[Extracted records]
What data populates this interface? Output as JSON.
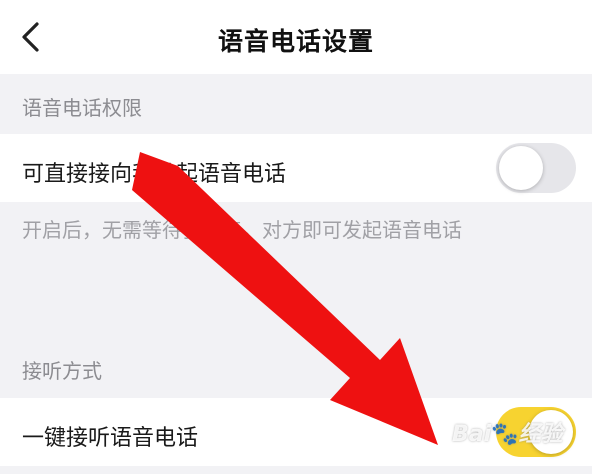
{
  "header": {
    "back_icon": "chevron-left-icon",
    "title": "语音电话设置"
  },
  "sections": [
    {
      "title": "语音电话权限",
      "item": {
        "label": "可直接接向我发起语音电话",
        "toggle_on": false
      },
      "description": "开启后，无需等待我回复，对方即可发起语音电话"
    },
    {
      "title": "接听方式",
      "item": {
        "label": "一键接听语音电话",
        "toggle_on": true
      }
    }
  ],
  "colors": {
    "toggle_on": "#f7d330",
    "toggle_off": "#e6e6ea",
    "annotation_arrow": "#ee1111"
  },
  "watermark": {
    "text": "Bai",
    "paw_icon": "paw-icon",
    "suffix": "经验"
  }
}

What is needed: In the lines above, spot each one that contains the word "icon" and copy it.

Result of the exercise:
    "back_icon": "chevron-left-icon",
    "paw_icon": "paw-icon",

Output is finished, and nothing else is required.